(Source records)
++++++
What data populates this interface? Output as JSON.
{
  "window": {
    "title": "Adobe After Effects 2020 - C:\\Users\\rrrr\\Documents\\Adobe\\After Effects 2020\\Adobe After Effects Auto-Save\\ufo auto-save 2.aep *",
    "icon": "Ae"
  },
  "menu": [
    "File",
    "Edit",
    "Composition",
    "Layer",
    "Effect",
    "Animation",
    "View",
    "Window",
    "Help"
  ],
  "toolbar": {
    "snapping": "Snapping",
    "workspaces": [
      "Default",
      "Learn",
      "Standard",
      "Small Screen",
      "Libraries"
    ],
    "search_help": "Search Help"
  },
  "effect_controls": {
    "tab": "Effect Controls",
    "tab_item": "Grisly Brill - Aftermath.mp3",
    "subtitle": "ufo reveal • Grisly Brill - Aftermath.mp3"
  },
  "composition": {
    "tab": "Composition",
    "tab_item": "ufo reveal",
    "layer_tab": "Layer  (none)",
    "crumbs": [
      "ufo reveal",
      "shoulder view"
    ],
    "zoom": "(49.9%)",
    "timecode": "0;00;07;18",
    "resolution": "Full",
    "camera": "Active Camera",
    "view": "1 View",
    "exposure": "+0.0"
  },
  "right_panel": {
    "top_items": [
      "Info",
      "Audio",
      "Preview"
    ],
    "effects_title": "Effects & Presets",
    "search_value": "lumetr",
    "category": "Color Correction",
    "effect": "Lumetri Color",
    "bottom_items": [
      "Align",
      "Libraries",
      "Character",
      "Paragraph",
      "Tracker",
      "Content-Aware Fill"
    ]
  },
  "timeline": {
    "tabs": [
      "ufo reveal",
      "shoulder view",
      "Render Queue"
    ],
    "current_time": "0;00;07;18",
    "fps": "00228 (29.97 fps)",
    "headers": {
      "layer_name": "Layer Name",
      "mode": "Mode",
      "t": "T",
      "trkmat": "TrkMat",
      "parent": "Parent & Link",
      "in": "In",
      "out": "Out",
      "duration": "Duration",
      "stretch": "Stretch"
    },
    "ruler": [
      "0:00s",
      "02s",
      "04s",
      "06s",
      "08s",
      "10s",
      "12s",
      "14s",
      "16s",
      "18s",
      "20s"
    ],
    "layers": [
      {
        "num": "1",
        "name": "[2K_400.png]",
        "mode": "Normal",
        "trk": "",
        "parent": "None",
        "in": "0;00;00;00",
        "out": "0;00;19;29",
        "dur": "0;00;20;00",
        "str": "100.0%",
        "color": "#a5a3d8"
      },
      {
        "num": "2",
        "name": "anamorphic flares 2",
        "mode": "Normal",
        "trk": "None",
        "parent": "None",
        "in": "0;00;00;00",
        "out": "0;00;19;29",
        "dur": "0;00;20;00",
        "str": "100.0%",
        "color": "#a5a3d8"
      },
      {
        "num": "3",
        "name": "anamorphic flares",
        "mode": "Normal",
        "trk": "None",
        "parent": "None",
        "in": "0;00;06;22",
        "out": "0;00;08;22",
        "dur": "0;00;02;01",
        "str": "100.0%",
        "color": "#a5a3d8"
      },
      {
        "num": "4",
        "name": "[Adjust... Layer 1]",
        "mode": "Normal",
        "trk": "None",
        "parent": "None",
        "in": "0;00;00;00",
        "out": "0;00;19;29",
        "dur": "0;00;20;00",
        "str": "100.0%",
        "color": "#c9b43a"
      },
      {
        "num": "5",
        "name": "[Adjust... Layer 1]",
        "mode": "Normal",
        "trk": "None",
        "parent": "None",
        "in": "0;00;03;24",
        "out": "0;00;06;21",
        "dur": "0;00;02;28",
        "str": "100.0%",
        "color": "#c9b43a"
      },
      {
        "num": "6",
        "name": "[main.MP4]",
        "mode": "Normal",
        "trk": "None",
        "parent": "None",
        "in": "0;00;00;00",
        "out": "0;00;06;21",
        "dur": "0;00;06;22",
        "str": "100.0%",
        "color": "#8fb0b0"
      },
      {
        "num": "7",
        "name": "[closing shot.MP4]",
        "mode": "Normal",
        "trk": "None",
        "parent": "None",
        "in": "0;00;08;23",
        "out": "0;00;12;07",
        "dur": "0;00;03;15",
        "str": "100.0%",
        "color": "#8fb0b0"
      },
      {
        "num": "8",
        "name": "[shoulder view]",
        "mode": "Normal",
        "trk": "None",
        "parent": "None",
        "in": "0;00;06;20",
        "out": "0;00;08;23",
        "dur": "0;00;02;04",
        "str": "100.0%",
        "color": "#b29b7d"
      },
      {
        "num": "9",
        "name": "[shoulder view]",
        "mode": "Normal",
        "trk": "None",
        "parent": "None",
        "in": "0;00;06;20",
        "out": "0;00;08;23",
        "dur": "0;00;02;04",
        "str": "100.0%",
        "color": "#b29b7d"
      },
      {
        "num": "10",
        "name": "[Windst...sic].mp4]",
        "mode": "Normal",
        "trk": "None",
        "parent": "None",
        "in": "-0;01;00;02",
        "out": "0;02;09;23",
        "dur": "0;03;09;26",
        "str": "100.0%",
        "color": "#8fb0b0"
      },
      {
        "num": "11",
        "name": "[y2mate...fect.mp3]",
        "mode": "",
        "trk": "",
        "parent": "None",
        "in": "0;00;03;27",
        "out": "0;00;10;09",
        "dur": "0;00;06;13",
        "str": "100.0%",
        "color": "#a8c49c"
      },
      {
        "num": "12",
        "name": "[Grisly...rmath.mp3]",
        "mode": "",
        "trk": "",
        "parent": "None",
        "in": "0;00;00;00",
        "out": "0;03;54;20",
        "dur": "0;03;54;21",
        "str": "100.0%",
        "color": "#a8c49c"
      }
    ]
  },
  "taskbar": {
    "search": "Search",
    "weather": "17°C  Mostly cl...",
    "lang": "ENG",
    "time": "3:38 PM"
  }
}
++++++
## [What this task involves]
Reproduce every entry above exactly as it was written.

## [Answer to the exercise]
What data populates this interface? Output as JSON.
{
  "window": {
    "title": "Adobe After Effects 2020 - C:\\Users\\rrrr\\Documents\\Adobe\\After Effects 2020\\Adobe After Effects Auto-Save\\ufo auto-save 2.aep *",
    "icon": "Ae"
  },
  "menu": [
    "File",
    "Edit",
    "Composition",
    "Layer",
    "Effect",
    "Animation",
    "View",
    "Window",
    "Help"
  ],
  "toolbar": {
    "snapping": "Snapping",
    "workspaces": [
      "Default",
      "Learn",
      "Standard",
      "Small Screen",
      "Libraries"
    ],
    "search_help": "Search Help"
  },
  "effect_controls": {
    "tab": "Effect Controls",
    "tab_item": "Grisly Brill - Aftermath.mp3",
    "subtitle": "ufo reveal • Grisly Brill - Aftermath.mp3"
  },
  "composition": {
    "tab": "Composition",
    "tab_item": "ufo reveal",
    "layer_tab": "Layer  (none)",
    "crumbs": [
      "ufo reveal",
      "shoulder view"
    ],
    "zoom": "(49.9%)",
    "timecode": "0;00;07;18",
    "resolution": "Full",
    "camera": "Active Camera",
    "view": "1 View",
    "exposure": "+0.0"
  },
  "right_panel": {
    "top_items": [
      "Info",
      "Audio",
      "Preview"
    ],
    "effects_title": "Effects & Presets",
    "search_value": "lumetr",
    "category": "Color Correction",
    "effect": "Lumetri Color",
    "bottom_items": [
      "Align",
      "Libraries",
      "Character",
      "Paragraph",
      "Tracker",
      "Content-Aware Fill"
    ]
  },
  "timeline": {
    "tabs": [
      "ufo reveal",
      "shoulder view",
      "Render Queue"
    ],
    "current_time": "0;00;07;18",
    "fps": "00228 (29.97 fps)",
    "headers": {
      "layer_name": "Layer Name",
      "mode": "Mode",
      "t": "T",
      "trkmat": "TrkMat",
      "parent": "Parent & Link",
      "in": "In",
      "out": "Out",
      "duration": "Duration",
      "stretch": "Stretch"
    },
    "ruler": [
      "0:00s",
      "02s",
      "04s",
      "06s",
      "08s",
      "10s",
      "12s",
      "14s",
      "16s",
      "18s",
      "20s"
    ],
    "layers": [
      {
        "num": "1",
        "name": "[2K_400.png]",
        "mode": "Normal",
        "trk": "",
        "parent": "None",
        "in": "0;00;00;00",
        "out": "0;00;19;29",
        "dur": "0;00;20;00",
        "str": "100.0%",
        "color": "#a5a3d8"
      },
      {
        "num": "2",
        "name": "anamorphic flares 2",
        "mode": "Normal",
        "trk": "None",
        "parent": "None",
        "in": "0;00;00;00",
        "out": "0;00;19;29",
        "dur": "0;00;20;00",
        "str": "100.0%",
        "color": "#a5a3d8"
      },
      {
        "num": "3",
        "name": "anamorphic flares",
        "mode": "Normal",
        "trk": "None",
        "parent": "None",
        "in": "0;00;06;22",
        "out": "0;00;08;22",
        "dur": "0;00;02;01",
        "str": "100.0%",
        "color": "#a5a3d8"
      },
      {
        "num": "4",
        "name": "[Adjust... Layer 1]",
        "mode": "Normal",
        "trk": "None",
        "parent": "None",
        "in": "0;00;00;00",
        "out": "0;00;19;29",
        "dur": "0;00;20;00",
        "str": "100.0%",
        "color": "#c9b43a"
      },
      {
        "num": "5",
        "name": "[Adjust... Layer 1]",
        "mode": "Normal",
        "trk": "None",
        "parent": "None",
        "in": "0;00;03;24",
        "out": "0;00;06;21",
        "dur": "0;00;02;28",
        "str": "100.0%",
        "color": "#c9b43a"
      },
      {
        "num": "6",
        "name": "[main.MP4]",
        "mode": "Normal",
        "trk": "None",
        "parent": "None",
        "in": "0;00;00;00",
        "out": "0;00;06;21",
        "dur": "0;00;06;22",
        "str": "100.0%",
        "color": "#8fb0b0"
      },
      {
        "num": "7",
        "name": "[closing shot.MP4]",
        "mode": "Normal",
        "trk": "None",
        "parent": "None",
        "in": "0;00;08;23",
        "out": "0;00;12;07",
        "dur": "0;00;03;15",
        "str": "100.0%",
        "color": "#8fb0b0"
      },
      {
        "num": "8",
        "name": "[shoulder view]",
        "mode": "Normal",
        "trk": "None",
        "parent": "None",
        "in": "0;00;06;20",
        "out": "0;00;08;23",
        "dur": "0;00;02;04",
        "str": "100.0%",
        "color": "#b29b7d"
      },
      {
        "num": "9",
        "name": "[shoulder view]",
        "mode": "Normal",
        "trk": "None",
        "parent": "None",
        "in": "0;00;06;20",
        "out": "0;00;08;23",
        "dur": "0;00;02;04",
        "str": "100.0%",
        "color": "#b29b7d"
      },
      {
        "num": "10",
        "name": "[Windst...sic].mp4]",
        "mode": "Normal",
        "trk": "None",
        "parent": "None",
        "in": "-0;01;00;02",
        "out": "0;02;09;23",
        "dur": "0;03;09;26",
        "str": "100.0%",
        "color": "#8fb0b0"
      },
      {
        "num": "11",
        "name": "[y2mate...fect.mp3]",
        "mode": "",
        "trk": "",
        "parent": "None",
        "in": "0;00;03;27",
        "out": "0;00;10;09",
        "dur": "0;00;06;13",
        "str": "100.0%",
        "color": "#a8c49c"
      },
      {
        "num": "12",
        "name": "[Grisly...rmath.mp3]",
        "mode": "",
        "trk": "",
        "parent": "None",
        "in": "0;00;00;00",
        "out": "0;03;54;20",
        "dur": "0;03;54;21",
        "str": "100.0%",
        "color": "#a8c49c"
      }
    ]
  },
  "taskbar": {
    "search": "Search",
    "weather": "17°C  Mostly cl...",
    "lang": "ENG",
    "time": "3:38 PM"
  }
}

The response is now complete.